++++ Provided material ++++
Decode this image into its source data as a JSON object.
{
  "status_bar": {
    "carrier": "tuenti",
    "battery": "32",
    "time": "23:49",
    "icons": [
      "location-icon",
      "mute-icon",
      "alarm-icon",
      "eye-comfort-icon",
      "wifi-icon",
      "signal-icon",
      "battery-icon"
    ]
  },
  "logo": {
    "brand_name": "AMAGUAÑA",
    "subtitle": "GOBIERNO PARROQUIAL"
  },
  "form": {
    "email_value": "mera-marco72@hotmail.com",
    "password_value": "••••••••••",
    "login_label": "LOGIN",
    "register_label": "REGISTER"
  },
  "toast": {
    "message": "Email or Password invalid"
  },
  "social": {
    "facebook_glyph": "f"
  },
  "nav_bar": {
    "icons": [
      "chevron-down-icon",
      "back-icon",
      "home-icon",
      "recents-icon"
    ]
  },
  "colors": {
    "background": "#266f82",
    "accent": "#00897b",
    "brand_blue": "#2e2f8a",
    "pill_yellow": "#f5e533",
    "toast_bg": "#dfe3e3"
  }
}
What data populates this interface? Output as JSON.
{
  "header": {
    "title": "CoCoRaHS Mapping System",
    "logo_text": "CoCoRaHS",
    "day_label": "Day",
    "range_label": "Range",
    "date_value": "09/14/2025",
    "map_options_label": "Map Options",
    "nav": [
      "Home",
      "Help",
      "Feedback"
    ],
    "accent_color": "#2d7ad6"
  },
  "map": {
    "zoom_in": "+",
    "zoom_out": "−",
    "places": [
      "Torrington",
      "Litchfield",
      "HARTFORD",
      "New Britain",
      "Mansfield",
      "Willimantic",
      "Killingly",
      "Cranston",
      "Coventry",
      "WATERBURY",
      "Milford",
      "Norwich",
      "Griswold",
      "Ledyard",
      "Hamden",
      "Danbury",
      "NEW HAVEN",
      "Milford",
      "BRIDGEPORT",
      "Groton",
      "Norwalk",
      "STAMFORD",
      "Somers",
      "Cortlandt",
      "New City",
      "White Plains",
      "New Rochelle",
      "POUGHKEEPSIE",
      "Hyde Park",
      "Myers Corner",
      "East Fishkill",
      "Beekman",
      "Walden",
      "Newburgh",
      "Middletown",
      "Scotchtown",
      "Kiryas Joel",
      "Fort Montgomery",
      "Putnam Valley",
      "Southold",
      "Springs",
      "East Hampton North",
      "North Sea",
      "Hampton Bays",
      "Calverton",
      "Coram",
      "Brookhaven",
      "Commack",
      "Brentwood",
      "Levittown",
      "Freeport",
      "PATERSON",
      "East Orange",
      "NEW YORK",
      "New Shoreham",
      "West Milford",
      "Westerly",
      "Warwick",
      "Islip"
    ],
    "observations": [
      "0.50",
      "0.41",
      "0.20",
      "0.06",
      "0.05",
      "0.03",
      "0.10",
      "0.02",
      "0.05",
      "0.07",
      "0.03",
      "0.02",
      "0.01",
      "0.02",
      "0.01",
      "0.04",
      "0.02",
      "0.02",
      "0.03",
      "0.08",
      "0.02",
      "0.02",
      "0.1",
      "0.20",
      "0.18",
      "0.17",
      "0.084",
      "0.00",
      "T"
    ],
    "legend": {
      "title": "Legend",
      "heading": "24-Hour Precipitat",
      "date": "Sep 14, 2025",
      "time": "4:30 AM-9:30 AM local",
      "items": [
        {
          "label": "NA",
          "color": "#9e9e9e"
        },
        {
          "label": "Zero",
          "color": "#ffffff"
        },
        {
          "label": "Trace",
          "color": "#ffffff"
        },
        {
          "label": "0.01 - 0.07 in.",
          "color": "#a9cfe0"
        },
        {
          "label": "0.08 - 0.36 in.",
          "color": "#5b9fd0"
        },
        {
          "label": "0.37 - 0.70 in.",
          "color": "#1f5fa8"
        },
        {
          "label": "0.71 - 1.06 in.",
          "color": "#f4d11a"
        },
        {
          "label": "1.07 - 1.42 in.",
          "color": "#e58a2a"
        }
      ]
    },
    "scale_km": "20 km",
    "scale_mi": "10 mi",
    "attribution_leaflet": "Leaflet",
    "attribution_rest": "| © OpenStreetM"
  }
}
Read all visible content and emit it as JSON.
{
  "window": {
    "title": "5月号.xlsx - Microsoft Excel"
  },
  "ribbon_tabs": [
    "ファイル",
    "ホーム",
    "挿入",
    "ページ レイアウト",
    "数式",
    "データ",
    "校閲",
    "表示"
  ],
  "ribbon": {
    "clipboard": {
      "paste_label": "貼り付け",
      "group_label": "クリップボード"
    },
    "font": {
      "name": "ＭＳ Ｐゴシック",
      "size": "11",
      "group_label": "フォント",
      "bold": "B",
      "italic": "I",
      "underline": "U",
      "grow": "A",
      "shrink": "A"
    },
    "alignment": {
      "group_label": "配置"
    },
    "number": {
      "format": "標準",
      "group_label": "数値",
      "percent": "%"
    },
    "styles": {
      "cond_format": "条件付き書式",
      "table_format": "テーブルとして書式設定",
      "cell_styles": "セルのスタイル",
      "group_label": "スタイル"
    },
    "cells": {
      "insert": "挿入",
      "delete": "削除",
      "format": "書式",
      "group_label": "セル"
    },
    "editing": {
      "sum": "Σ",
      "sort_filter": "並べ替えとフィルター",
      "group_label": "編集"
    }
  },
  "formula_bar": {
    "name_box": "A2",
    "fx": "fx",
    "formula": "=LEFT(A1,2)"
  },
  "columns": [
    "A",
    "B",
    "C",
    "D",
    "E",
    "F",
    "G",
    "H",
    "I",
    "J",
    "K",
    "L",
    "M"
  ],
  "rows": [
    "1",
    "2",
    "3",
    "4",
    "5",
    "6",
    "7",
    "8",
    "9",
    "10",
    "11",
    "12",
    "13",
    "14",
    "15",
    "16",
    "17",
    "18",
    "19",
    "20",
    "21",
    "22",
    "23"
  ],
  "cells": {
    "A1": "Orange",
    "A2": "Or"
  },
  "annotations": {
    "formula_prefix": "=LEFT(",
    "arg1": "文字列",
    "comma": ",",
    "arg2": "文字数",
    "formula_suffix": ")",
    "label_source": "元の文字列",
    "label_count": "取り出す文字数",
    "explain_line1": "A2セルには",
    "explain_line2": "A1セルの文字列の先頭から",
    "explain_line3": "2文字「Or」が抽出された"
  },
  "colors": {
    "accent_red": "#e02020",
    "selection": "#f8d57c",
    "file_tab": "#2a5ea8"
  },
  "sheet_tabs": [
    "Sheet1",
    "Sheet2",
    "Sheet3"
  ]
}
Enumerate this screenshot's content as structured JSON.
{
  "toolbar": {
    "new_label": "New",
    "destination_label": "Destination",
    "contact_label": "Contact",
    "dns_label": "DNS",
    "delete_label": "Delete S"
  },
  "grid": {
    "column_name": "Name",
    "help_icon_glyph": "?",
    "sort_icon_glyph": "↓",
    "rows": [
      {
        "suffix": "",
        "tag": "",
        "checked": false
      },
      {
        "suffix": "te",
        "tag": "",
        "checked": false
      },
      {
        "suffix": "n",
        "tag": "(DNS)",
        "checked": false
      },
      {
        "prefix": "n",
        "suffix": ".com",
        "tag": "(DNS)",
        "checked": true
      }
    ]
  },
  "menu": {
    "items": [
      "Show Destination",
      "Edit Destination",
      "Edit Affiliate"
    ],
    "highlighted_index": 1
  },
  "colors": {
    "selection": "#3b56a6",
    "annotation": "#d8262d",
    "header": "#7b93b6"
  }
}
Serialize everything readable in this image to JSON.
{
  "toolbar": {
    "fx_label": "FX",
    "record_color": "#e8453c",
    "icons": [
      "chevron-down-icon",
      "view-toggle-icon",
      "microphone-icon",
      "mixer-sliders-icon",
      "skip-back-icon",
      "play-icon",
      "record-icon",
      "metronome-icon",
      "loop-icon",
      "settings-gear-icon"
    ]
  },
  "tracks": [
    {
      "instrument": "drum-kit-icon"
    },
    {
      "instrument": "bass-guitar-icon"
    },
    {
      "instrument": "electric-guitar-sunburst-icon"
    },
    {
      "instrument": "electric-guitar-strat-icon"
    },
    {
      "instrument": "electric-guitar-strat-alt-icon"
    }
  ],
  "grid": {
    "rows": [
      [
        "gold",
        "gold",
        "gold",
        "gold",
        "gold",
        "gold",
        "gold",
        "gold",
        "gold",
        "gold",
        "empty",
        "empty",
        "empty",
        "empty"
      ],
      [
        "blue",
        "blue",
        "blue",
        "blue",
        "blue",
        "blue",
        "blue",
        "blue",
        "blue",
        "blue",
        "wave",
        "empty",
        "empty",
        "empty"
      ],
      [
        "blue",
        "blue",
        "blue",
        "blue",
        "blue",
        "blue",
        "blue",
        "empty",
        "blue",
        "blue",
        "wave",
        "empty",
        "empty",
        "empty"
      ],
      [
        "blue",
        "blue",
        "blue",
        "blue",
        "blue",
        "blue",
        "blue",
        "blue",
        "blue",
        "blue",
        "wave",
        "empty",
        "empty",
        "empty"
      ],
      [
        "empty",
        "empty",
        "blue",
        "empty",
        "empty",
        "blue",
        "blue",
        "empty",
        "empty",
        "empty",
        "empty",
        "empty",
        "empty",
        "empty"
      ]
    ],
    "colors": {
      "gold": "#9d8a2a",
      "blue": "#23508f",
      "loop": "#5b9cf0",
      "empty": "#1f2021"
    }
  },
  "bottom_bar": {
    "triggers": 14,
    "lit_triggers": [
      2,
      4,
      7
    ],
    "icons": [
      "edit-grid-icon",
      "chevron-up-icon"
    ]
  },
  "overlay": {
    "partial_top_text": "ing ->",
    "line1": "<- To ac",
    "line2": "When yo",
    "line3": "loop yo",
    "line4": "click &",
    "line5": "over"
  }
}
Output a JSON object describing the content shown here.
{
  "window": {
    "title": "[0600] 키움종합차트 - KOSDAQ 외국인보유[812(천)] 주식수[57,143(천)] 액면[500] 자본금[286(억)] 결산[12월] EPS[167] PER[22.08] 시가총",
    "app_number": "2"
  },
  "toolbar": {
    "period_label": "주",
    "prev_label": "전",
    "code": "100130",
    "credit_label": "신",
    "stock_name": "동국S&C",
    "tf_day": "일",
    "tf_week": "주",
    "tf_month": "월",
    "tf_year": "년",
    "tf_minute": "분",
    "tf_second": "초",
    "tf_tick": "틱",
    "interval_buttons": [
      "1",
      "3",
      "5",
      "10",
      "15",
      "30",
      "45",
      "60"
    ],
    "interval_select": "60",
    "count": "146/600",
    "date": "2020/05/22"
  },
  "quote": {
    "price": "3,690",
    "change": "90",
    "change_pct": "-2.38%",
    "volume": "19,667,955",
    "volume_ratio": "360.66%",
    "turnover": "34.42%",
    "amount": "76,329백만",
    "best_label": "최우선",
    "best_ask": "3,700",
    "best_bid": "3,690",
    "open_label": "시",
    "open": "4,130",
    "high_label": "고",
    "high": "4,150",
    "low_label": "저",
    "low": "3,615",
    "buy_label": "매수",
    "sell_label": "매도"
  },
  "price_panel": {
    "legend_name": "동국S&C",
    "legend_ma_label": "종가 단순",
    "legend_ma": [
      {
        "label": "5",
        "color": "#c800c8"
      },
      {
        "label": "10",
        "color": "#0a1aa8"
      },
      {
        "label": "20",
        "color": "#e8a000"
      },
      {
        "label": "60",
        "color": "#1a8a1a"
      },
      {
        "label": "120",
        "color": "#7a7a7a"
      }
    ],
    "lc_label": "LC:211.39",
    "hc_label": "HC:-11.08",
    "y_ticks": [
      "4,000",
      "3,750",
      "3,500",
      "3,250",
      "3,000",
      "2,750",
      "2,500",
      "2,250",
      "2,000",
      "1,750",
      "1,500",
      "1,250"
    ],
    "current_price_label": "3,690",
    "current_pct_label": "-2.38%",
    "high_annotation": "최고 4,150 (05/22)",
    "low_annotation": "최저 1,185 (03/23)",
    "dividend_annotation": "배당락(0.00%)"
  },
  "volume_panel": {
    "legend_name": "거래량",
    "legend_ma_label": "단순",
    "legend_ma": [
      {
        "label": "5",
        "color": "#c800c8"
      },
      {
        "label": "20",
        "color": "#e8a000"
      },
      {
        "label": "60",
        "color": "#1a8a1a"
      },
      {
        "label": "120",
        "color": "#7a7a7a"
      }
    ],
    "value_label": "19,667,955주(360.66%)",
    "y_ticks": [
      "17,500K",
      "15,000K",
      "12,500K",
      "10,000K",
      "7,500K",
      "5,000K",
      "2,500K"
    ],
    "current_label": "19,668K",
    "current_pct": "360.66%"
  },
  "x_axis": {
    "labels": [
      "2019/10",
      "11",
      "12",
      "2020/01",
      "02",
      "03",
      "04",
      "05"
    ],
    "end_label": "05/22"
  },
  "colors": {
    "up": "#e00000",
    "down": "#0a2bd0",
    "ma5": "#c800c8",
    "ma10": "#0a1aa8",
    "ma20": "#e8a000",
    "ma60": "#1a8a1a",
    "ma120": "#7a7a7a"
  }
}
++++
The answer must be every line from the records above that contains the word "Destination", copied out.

| Written answer |
    "destination_label": "Destination",
      "Show Destination",
      "Edit Destination",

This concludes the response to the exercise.